NOTE: This content was last reviewed and updated in 2004 and remains here for background information only. Beginning in 2015, the Library of Congress has published its format preferences as the Recommended Formats Statement, updated annually.
The illustrative tables presented here are intended to suggest how a curator of sound recordings would determine format preferences. The first table illustrates a planning matrix that would result from analyzing the significant or essential characteristics for subcategories of sound recordings. The second table illustrates how this analysis of significant features would be combined with technical information about formats to produce a set of format-preference statements for the various content subcategories.
Table 1: Significant characteristics of sound content subcategories
2. Generally speaking, this characteristic is associated with surround sound, although it may also pertain to multi-channel audio (e.g., narration available in English and French). There is related interest in metadata that offers a map of the channels.
3. Reduction to two-loudspeaker rendering should be feasible with appropriate software. Normalization to stereo may be appropriate for content that has a more complex sound field originally but where this particular characteristic is not deemed necessary for retention.
4. Normal rendering means playback in mono or stereo through one or two speakers (or equivalent headphones) using software providing user control over volume, balance, fast forward, go-to-track, etc. Normal rendering would also allow playback through software that allows sound analysis and excerpting. Normal rendering must not be limited to specific hardware models or devices and must be feasible for current users and future users and scholars.
5. Normal functionality for custodians includes the ability to preserve digital content and provide service to users and designated communities now and decades. Thus custodians must be able to replicate the content on new media, migrate and normalize it in the face of changing technology, and disseminate it to users at a resolution consistent with network bandwidth constraints.
8. For music composed using digital composition systems, guidelines will be necessary (by custodians and user communities) as to when the functionality inherent in a note-based representation is an essential characteristic and when the composition should be preserved as audio. The files of composers at the leading edge of digital composition will often be in non-standard note-based representations. These will require special consideration.
10. Desired functions include bookmarking; holding last position (where play left off); display of time elapsed, time remaining, and the ability to go to a specified time; support for navigation, e.g., to chapters, sections, or illustrations; display of descriptive information, e.g., title, name of author, name of narrator, name of chapter titles; and re-read capability (repeat last sentence or paragraph).Back to top

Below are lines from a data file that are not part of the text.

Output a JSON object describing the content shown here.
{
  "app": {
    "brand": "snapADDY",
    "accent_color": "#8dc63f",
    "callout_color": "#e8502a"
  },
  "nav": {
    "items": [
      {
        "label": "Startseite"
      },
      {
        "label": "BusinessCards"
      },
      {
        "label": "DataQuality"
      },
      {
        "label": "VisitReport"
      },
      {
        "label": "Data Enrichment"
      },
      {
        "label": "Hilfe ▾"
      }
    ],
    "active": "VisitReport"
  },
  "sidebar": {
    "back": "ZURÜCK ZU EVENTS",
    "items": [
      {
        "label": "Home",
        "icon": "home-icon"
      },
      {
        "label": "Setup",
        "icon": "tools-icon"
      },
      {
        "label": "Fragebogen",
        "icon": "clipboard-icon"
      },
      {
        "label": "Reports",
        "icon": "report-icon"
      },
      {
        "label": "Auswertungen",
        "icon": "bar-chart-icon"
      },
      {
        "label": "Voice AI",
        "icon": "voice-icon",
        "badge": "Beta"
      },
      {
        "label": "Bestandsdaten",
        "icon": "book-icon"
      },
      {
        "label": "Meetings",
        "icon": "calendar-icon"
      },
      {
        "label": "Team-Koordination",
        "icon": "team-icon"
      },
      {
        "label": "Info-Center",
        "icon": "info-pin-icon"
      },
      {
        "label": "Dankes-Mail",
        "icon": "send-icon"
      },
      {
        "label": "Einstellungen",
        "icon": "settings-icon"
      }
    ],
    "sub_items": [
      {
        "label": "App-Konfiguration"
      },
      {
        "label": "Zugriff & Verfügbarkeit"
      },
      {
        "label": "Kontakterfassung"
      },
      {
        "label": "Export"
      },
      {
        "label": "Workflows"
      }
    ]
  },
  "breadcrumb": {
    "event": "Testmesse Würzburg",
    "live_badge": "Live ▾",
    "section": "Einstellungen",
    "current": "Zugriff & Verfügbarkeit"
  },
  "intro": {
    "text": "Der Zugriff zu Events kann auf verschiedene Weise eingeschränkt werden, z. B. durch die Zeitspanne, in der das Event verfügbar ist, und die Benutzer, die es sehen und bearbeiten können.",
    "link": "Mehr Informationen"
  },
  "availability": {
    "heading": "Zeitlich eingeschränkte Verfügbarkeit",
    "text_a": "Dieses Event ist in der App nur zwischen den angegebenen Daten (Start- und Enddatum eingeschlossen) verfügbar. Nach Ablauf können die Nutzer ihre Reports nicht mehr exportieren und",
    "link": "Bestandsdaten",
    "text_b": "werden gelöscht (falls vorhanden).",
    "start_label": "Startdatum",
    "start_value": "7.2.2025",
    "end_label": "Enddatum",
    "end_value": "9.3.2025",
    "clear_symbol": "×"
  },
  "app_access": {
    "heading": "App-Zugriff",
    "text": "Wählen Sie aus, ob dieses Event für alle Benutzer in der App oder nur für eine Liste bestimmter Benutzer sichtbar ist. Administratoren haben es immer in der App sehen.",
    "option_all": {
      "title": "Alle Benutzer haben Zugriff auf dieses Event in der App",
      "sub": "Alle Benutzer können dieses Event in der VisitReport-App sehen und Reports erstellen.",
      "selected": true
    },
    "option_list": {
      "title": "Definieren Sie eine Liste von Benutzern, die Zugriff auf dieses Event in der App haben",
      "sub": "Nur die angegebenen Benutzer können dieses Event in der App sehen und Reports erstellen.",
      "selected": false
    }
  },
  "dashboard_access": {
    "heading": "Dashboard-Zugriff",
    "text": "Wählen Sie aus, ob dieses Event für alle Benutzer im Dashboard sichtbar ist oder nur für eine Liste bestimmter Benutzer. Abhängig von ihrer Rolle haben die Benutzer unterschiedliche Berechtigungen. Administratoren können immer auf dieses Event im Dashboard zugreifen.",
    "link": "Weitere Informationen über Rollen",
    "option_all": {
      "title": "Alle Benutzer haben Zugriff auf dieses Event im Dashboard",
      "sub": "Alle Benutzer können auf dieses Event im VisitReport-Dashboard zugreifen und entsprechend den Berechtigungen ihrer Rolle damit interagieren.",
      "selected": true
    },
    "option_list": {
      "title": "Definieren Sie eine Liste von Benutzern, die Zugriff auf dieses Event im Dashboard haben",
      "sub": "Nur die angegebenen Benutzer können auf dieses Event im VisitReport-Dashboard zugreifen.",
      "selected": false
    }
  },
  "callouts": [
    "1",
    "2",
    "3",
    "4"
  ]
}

Table 2: Format preferences for sound content subcategories
1. Other device-independent digital formats for sound exist
and may be added as preferred or acceptable in the future. For example, another
proposed approach to encoding audio bitstreams, sometimes referred to as Direct
Stream Digital and claiming to result in higher fidelity, uses pulse density
modulation (PDM) instead of pulse code modulation (PCM).
2. Surround sound is important to retain when it is an important element of the artist's intent (e.g. sounds intended to move around in the performance space). However, for much conventional audio, reduction to stereo is appropriate.
3. The degree of compression and specific encoding algorithms applied to audio produce files at varying levels of quality. For example, in a current prototyping project, the Motion Picture, Broadcasting, and Recorded Sound Division sees an MP3 file (derived from a PCM bitstream at 44.1 kHz sampling) compressed for a 128Kbps per channel data rate as a reasonable "high quality" service version. The fidelity offered by such a file is roughly comparable to an audio CD played on normal consumer equipment in routine circumstances.Back to top